Hardware performance and software
Exynos 2100/Qualcomm Snapdragon 88812/16GB RAM, 128/256/512GB storage5000mAh, 45W fast-charging5G connectivityUWB
When it was a new device, the S21 ultra hardware was pushing along Samsung’s One UI 3.1, based on Google’s Android 11 operating system. It’s since been updated to One UI 4, however, based on Android 12. The phone is powered by Samsung’s own Exynos 2100 or the Qualcomm Snapdragon 888, depending on the region in which you buy the phone. Unlike previous years, the design of these two platforms is pretty similar and we’re not expecting a huge gulf in experience.
We tested the version using the Exynos 2100 – which is the one you’ll get in Europe – and we’ve found it to be a slick experience. It’s better than the Galaxy S20 FE we had alongside it – that device running on Snapdragon 865 (but admittedly with less RAM) – and that’s particularly noticeable when gaming with a more responsive experience in games like Call of Duty Mobile and PUBG Mobile.
The Samsung Galaxy S21 Ultra delivers a great experience on these powerful games – accepting the speaker issue we talked about above – with the Game Booster offering some options to enhance. It doesn’t go quite as far as you’ll get from dedicated gaming devices like the Lenovo Legion Duel, but it does so without getting hot.
It’s unfortunate that the microSD card slot has been removed, as this removes one of the plus points that Samsung has offered for some time. It seems like a strange change in direction, but with the advent of 5G – meaning faster streaming for those who have access – and the growth of streaming services and online storage, it feels like the age of local storage might be coming to an end.

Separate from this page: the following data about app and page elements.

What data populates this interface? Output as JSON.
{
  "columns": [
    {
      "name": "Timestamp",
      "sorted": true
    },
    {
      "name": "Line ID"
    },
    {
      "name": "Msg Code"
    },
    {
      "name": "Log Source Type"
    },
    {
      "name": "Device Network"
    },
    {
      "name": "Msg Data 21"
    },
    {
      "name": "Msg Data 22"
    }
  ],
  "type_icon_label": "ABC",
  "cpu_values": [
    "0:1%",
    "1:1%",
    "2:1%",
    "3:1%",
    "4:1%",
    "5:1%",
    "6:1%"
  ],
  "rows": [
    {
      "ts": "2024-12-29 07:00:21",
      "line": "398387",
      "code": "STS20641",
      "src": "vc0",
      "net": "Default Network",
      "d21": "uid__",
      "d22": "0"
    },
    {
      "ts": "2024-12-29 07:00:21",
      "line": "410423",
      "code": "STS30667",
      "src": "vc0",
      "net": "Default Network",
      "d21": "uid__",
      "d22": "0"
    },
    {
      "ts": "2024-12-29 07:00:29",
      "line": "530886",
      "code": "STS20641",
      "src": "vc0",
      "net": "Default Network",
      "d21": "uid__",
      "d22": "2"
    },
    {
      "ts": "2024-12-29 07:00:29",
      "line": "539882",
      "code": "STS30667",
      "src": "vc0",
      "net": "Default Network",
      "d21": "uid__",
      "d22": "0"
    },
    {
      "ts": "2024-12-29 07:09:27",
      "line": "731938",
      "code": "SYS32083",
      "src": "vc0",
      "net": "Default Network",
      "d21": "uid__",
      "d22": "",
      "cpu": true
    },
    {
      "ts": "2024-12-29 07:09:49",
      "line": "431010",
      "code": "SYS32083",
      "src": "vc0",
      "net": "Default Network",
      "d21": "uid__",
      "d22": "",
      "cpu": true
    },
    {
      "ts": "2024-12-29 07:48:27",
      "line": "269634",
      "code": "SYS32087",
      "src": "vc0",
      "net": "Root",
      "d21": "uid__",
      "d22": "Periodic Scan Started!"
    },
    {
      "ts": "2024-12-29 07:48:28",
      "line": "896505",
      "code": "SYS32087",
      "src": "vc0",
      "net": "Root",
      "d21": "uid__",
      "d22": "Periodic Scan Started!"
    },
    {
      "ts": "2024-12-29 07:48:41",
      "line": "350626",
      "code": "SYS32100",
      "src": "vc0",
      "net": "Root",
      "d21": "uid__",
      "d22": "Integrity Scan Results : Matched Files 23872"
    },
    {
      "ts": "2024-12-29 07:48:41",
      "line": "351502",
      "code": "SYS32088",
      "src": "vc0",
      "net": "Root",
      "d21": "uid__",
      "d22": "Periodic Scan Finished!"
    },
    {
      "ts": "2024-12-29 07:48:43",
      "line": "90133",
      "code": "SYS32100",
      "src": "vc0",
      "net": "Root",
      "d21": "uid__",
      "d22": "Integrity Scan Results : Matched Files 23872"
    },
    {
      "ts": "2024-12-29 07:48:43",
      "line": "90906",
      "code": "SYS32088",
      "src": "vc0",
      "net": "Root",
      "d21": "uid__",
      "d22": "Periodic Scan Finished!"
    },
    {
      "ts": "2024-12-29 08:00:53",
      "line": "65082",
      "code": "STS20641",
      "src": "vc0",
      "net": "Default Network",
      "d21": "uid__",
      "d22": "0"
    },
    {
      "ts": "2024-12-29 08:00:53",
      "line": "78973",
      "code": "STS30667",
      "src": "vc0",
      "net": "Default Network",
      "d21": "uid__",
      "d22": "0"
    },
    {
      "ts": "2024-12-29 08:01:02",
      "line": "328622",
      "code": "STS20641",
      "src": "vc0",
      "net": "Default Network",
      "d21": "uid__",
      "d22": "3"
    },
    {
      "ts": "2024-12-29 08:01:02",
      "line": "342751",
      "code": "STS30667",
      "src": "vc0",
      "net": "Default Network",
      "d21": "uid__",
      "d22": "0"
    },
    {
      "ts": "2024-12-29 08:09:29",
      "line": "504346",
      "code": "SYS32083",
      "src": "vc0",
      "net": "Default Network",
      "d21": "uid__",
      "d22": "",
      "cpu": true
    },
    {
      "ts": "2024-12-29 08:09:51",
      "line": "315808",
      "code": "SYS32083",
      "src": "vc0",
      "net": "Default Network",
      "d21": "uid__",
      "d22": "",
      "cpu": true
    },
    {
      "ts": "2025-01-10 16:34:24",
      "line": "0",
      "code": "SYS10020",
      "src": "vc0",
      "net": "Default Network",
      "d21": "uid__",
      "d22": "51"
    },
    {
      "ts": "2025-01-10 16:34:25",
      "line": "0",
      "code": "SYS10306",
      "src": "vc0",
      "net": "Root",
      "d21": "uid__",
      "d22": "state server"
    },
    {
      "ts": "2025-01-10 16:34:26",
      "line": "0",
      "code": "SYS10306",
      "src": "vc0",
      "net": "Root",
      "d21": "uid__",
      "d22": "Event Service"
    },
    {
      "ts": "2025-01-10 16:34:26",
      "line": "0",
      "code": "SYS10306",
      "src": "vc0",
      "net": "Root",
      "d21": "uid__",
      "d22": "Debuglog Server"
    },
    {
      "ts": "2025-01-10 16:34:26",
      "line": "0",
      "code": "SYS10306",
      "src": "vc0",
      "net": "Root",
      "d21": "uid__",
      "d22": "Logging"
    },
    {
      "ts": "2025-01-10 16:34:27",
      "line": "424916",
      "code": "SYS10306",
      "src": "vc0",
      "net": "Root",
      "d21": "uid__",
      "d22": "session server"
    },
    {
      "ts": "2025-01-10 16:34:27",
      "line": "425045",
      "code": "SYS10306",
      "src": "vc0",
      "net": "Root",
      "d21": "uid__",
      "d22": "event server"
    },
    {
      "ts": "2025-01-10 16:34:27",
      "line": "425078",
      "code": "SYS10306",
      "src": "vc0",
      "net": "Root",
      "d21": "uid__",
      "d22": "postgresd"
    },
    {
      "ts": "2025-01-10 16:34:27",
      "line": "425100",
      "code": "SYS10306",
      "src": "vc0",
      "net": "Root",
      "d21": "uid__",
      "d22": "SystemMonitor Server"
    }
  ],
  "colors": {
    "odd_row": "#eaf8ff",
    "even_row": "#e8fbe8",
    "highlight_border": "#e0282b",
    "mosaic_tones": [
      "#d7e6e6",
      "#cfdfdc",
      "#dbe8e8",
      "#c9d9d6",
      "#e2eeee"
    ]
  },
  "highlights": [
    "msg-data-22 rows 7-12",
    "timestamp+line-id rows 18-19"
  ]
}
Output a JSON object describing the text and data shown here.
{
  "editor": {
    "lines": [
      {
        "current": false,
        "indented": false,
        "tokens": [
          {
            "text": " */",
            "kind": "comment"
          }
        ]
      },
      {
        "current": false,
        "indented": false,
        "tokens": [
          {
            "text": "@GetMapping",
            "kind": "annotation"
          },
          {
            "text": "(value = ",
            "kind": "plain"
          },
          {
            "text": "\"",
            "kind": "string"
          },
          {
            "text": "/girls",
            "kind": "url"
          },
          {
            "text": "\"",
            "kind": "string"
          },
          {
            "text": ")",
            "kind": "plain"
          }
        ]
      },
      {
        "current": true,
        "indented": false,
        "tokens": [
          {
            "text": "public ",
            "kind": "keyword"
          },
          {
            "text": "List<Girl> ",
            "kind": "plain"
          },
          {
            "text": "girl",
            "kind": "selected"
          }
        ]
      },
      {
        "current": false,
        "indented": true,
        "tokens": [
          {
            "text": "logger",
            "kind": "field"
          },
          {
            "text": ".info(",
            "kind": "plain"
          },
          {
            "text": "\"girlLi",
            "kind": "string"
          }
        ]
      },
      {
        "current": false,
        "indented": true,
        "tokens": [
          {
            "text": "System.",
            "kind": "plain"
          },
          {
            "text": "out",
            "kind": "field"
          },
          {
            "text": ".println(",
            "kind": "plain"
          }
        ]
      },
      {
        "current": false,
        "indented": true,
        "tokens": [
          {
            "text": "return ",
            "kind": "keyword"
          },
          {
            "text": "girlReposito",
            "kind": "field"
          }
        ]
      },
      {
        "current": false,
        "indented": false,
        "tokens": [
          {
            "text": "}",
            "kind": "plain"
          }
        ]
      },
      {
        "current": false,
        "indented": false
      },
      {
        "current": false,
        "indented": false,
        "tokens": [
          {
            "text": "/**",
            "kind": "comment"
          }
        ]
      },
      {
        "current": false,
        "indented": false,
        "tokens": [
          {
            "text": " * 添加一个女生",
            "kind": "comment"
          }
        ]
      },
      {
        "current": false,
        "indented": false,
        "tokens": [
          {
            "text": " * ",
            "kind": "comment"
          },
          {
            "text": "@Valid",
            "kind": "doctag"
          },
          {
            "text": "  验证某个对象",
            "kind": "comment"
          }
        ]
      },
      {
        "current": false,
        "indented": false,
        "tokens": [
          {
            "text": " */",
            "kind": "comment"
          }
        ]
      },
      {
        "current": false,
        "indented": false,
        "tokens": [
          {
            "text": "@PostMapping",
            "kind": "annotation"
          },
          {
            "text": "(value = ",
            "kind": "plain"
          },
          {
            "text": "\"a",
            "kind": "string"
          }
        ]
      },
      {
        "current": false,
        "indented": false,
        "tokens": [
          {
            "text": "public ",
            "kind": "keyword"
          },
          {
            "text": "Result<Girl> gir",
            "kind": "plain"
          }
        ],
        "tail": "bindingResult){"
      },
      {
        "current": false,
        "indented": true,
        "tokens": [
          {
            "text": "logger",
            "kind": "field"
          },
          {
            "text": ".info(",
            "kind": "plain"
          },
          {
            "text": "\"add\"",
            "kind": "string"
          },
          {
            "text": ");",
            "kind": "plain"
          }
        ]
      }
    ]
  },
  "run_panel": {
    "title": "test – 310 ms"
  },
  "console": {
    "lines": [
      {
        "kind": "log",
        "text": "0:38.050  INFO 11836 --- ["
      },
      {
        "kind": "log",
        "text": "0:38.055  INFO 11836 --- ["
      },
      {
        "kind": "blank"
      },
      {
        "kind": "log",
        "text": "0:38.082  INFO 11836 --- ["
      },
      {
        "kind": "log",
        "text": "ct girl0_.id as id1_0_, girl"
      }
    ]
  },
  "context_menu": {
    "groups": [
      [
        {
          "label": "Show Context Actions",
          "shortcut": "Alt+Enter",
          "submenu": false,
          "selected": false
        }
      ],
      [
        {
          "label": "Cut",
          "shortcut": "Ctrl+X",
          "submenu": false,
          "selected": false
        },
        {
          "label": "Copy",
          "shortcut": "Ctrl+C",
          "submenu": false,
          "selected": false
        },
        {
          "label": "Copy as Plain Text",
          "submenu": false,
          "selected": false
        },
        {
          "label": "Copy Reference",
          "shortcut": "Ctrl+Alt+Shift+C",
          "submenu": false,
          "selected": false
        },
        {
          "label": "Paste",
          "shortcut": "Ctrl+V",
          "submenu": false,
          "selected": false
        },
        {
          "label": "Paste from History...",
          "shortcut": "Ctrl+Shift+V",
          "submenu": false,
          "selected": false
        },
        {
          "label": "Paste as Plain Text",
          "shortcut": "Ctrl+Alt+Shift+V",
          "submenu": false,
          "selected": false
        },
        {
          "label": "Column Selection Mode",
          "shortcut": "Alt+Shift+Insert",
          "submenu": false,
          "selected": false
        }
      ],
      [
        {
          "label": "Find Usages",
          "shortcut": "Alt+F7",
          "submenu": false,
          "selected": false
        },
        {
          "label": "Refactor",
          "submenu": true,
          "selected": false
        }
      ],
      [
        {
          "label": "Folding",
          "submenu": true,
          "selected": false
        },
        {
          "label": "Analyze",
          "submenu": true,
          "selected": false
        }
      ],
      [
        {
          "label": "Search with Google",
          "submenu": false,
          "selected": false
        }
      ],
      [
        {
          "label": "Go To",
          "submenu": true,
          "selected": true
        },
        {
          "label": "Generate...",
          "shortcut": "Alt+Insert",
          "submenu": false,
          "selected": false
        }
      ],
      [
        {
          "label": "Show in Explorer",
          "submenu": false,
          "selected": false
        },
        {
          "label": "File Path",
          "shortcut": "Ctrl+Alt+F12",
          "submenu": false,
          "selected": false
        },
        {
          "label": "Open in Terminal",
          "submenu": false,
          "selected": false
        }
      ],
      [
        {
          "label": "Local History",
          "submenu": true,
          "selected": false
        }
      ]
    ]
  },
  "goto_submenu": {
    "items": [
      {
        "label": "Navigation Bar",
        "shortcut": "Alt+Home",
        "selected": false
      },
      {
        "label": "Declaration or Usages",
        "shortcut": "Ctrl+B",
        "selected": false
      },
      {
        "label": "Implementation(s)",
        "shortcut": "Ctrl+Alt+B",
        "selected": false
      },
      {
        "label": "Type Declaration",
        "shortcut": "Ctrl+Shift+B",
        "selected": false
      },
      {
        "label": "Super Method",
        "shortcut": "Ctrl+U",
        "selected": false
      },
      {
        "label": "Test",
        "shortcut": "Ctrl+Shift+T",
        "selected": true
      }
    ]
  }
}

The Galaxy S21 Ultra doesn’t escape the battery life issues that are often associated with flagship Samsung products. There’s a large 5,000mAh cell – and no charger in the box, just as an FYI – and while that’s an appreciable capacity, there’s plenty to drain the battery too. This is particularly noticeable when you start prolonged gaming, but the big and bright display and the demands of the camera can leave it struggling to make it to the end of a day. During testing – which involved a lot of screen time and camera use – we typically had to top up during the day.
Sure, you can improve things by turning down the brightness – or there’s even an option to limit games to 48fps – but the Galaxy S21 Ultra won’t win any awards for battery life. It comes with the territory.
As always, there’s a complete reworking of Android 12 in Samsung’s latest One UI software, which we’ve found to be slick and clean. It’s a complete reworking, but we’ve long felt that this is the best total overhaul, a step above the likes of Xiaomi or Oppo in terms of what it offers. That will, of course, be subject to personal taste, but there’s a growing “Google-iness” to this software. The biggest real change is that you can swipe to Google Discover from the home screen, with Samsung perhaps realising that Bixby Home, Upday, Flipboard or whatever else has sat in that position in the past, just isn’t what people want.
While there’s still a good deal of pre-loaded content, some duplication or substitution of apps with Samsung alternatives, it’s not too difficult to manage. Yes, the best experience comes when you embrace the Samsung account, but you don’t have to, just as you don’t have to use Bixby, ever. You’ll be left with a folder of junk Samsung apps, and we’d still recommend switching to Gboard, Chrome and Google’s own Messages and Phone apps – all of which are available in the Play Store – for the best experience.